- A shortage of effective recruiters is on the horizon – everyone knows that this long period with a down economy has decimated the ranks of corporate recruiters. Many of those who were laid off have left the profession. And the bad taste that it left in their mouths may cause most never to return to the profession. Since there are no college programs that turnout recruiters, recruiting leaders need to prepare for the time when competition for top recruiters will become intense. Existing employed recruiters will be in such a demand that they will be “bid on” by other firms, and finding effective replacement recruiters on the open market will be extremely difficult and expensive. Training new recruiters themselves may be the only effective option available to many firms.
- The lack of recruiting resources — unless you work at Google, the odds are that your function has already suffered numerous dramatic budget cuts over the years. So obviously you’re going to need a significantly higher budget if you expect to have a reasonable chance to increase your employer brand, recruiting volume, recruiting speed, and quality of hire. Unfortunately, most recruiting leaders simply don’t have the capability of building a strong business case that quantifies the tremendous dollar impact that recruiting has on corporate revenue and results.
Some Additional Challenges to Keep in Mind
There are obviously many additional upcoming strategic problems that didn’t make the list, because I determined that even though they are important, they had a lower impact. But since every industry and company faces unique problems, add your unique problems to your “keep an eye on list.”

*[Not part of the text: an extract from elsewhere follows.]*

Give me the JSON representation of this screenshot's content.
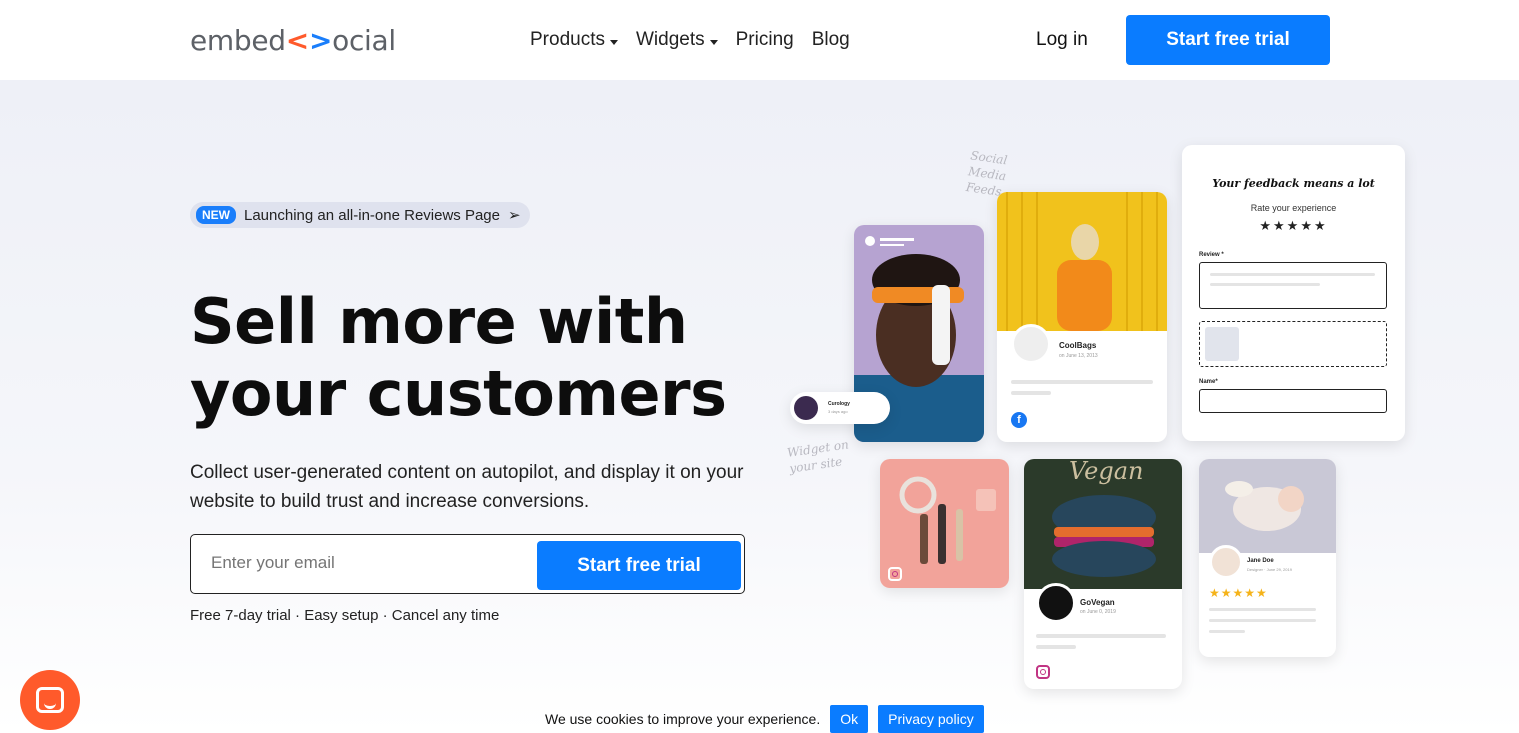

The first to consider is the assessment of new Internet and social media approaches that may at least initially appear to have the potential to dramatically improve your recruiting results.

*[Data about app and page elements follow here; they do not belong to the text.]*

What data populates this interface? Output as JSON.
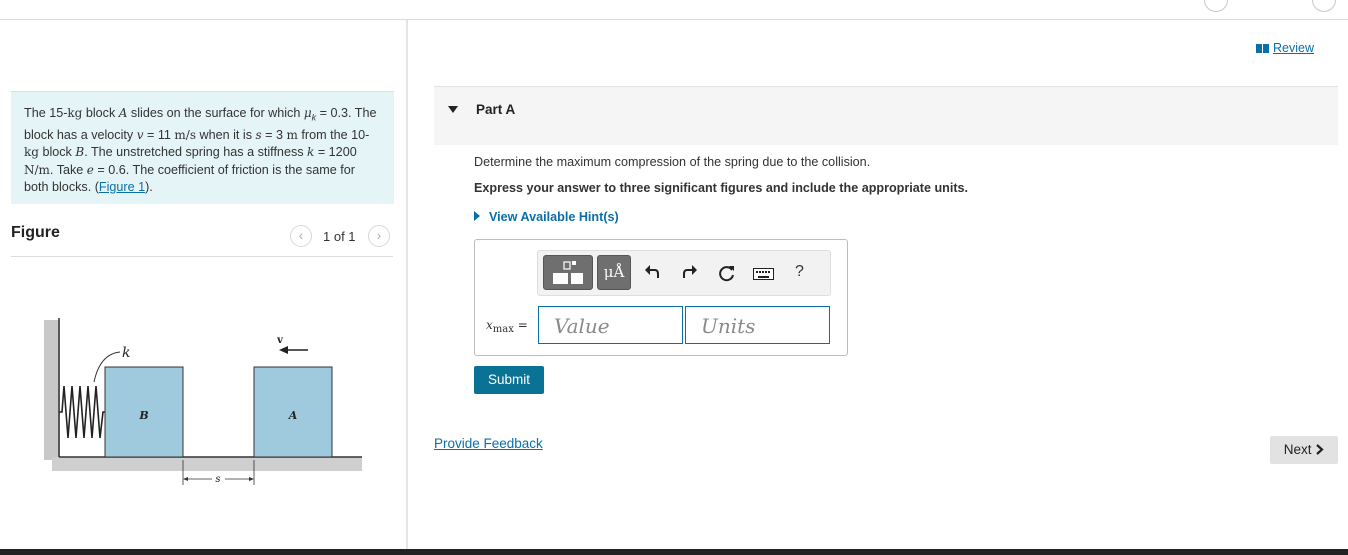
{
  "header": {
    "review_label": "Review"
  },
  "problem": {
    "segments": [
      {
        "t": "The 15-"
      },
      {
        "t": "kg",
        "c": "u"
      },
      {
        "t": " block "
      },
      {
        "t": "A",
        "c": "i"
      },
      {
        "t": " slides on the surface for which "
      },
      {
        "t": "μ",
        "c": "i"
      },
      {
        "t": "k",
        "c": "sub"
      },
      {
        "t": " = 0.3. The block has a velocity "
      },
      {
        "t": "v",
        "c": "i"
      },
      {
        "t": " = 11 "
      },
      {
        "t": "m/s",
        "c": "u"
      },
      {
        "t": " when it is "
      },
      {
        "t": "s",
        "c": "i"
      },
      {
        "t": " = 3 "
      },
      {
        "t": "m",
        "c": "u"
      },
      {
        "t": " from the 10-"
      },
      {
        "t": "kg",
        "c": "u"
      },
      {
        "t": " block "
      },
      {
        "t": "B",
        "c": "i"
      },
      {
        "t": ". The unstretched spring has a stiffness "
      },
      {
        "t": "k",
        "c": "i"
      },
      {
        "t": " = 1200 "
      },
      {
        "t": "N/m",
        "c": "u"
      },
      {
        "t": ". Take "
      },
      {
        "t": "e",
        "c": "i"
      },
      {
        "t": " = 0.6. The coefficient of friction is the same for both blocks. ("
      },
      {
        "t": "Figure 1",
        "c": "link"
      },
      {
        "t": ")."
      }
    ]
  },
  "figure": {
    "title": "Figure",
    "pager": "1 of 1",
    "prev_icon": "chevron-left-icon",
    "next_icon": "chevron-right-icon",
    "labels": {
      "k": "k",
      "v": "v",
      "block_b": "B",
      "block_a": "A",
      "s": "s"
    },
    "block_color": "#9fc9dd"
  },
  "part": {
    "title": "Part A",
    "question": "Determine the maximum compression of the spring due to the collision.",
    "instruction": "Express your answer to three significant figures and include the appropriate units.",
    "hints_label": "View Available Hint(s)",
    "toolbar": {
      "units_button": "μÅ",
      "help_label": "?",
      "icons": [
        "templates-icon",
        "units-icon",
        "undo-icon",
        "redo-icon",
        "reset-icon",
        "keyboard-icon",
        "help-icon"
      ]
    },
    "variable": "x",
    "variable_sub": "max",
    "equals": "=",
    "value_placeholder": "Value",
    "units_placeholder": "Units",
    "submit_label": "Submit"
  },
  "footer": {
    "feedback_label": "Provide Feedback",
    "next_label": "Next"
  },
  "colors": {
    "accent": "#0a6fa8",
    "submit": "#0a7294",
    "problem_bg": "#e5f4f6"
  }
}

Next I would consider the globalization of the talent marketplace to be an important challenge (and even more so if you have the capability of offering remote jobs). Assessing the incredibly high volume of emerging recruiting technologies in order to find the very few that really impact quality-of-hire results will also certainly be a reoccurring challenge. Keep an eye on employment-related legislation in each of the various countries that you recruit in, as the rights of applicants will invariably increase.
Finally, as executives become more aware of the economic importance of recruiting and retaining talent, don’t be surprised to find increasing pressure to separate recruiting, retention, and onboarding from the rest of HR.
Although it’s certainly more fun to explore new opportunities in recruiting, failing to identify and resolve existing recruiting problems may actually have a larger negative impact on your results (I estimate up to a 50 percent impact). Almost everyone is aware of the tactical day-to-day problems in recruiting, but very few recruiting leaders take the time to forecast strategic “big picture” problems that are on the horizon.
If you are a corporate recruiting leader, I hope my “biggest-challenges list” at least started you to think about the major shifts that are ahead in recruiting and the problems that will occur as a result of them. If you know of additional “big challenges” that we are likely to face in the near future, please take the time share them in the comments section immediately following this article.